The Tea Party Must Fight For Economic Growth
By Louis R. Woodhill
June 30, 2014
The Tea Party movement (TPM) began as a spontaneous uprising against federal government overreach. Like all true grass roots movements, the TPM is inchoate, unfocused, and disorganized. Politicians have tried to harness TPM energy to help win elections and/or further their agendas, with mixed results to date.
The TPM is Jacksonian (after Andrew Jackson) in its impulse. Those Americans whose life plan calls for working and providing for themselves and their dependents tend to be Jacksonians. They believe that a growing federal government, and especially an ever-expanding federal welfare state, means diminished prosperity and prospects for people like them. And, they are right.
The TPM was a reaction to the federal bailouts of banks and auto companies in late 2008 and early 2009, President Obama’s early-2009 “stimulus” bill ($842 billion), and Obamacare (2010). However, a major source of public anxiety and TPM energy was the publication by the Congressional Budget Office (CBO) of its “Long Term Budget Outlook” (LTBO) on June 30, 2010.
The 2010 LTBO forecasted (fiscal) Armageddon, with federal debt as a percent of GDP rising from 62% in 2010 to 947% in 2084. The CBO forecast produced responses ranging from futile (the Simpson-Bowles “Chairmen’s Report”) to politically disastrous (Paul Ryan’s 2011 budget plan).
Now, let’s fast-forward three years, to the CBO’s September 2013 LTBO (which is their most recent long-range projection).
In the CBO’s “Alternate Fiscal Scenario” case (which they consider much more likely than their “Extended Baseline” case, which assumes politically implausible spending restraint), America’s (fiscal) world comes to an end, as shown in the chart below.

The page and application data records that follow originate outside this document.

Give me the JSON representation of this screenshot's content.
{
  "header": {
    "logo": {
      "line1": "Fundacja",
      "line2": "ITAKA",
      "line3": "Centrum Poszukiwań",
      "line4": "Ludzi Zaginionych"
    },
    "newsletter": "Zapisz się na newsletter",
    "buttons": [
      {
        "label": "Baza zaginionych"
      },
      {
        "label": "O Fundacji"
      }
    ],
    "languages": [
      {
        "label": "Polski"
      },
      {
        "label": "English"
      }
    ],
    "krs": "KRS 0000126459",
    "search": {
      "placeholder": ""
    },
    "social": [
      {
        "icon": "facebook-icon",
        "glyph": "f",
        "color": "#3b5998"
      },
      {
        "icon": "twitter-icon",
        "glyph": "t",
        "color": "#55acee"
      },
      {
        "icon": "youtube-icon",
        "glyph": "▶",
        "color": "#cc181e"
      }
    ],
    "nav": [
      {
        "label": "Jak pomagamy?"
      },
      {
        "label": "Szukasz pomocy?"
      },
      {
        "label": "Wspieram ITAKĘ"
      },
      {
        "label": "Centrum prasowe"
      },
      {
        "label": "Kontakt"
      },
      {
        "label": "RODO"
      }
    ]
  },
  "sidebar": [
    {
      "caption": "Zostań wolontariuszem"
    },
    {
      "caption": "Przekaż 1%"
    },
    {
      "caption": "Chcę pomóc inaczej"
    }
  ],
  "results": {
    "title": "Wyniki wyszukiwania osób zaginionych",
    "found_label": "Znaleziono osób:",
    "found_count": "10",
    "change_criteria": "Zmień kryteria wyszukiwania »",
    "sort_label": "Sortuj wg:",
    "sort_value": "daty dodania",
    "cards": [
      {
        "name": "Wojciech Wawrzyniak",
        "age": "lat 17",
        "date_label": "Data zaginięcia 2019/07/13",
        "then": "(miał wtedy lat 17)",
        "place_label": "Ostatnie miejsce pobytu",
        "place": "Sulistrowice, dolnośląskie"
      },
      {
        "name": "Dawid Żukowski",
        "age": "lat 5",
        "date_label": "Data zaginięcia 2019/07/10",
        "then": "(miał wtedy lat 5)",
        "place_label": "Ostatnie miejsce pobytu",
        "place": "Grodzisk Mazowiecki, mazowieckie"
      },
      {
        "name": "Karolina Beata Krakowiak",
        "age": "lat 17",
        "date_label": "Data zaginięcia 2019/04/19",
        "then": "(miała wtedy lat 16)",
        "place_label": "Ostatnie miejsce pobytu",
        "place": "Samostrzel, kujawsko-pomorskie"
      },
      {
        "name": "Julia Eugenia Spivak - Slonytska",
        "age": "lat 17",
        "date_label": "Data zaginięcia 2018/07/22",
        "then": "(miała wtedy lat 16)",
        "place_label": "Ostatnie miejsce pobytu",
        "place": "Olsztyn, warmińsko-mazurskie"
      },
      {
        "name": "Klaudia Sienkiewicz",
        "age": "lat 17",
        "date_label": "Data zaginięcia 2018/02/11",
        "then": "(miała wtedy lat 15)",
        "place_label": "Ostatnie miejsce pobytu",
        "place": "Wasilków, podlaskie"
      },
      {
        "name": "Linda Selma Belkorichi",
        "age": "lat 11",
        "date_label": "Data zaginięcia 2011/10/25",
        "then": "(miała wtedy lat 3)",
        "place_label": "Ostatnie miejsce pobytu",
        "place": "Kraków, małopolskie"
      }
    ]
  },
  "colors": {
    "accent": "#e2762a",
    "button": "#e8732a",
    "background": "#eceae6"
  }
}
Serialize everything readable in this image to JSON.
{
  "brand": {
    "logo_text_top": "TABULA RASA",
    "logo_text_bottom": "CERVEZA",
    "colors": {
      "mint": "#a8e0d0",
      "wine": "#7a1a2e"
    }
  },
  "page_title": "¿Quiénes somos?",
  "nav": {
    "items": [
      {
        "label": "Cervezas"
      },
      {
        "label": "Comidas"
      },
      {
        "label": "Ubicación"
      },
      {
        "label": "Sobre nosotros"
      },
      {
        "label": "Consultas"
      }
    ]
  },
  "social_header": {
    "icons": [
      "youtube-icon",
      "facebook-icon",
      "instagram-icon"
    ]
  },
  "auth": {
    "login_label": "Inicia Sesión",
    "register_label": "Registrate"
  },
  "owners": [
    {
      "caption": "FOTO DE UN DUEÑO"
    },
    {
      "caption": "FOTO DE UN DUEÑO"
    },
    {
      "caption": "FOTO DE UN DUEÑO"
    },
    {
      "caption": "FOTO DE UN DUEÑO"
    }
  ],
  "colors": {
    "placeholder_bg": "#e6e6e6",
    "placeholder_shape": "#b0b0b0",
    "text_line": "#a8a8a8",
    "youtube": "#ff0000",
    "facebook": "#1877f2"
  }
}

Read the rest at Forbes Magazine's Unconventional Logic Blog.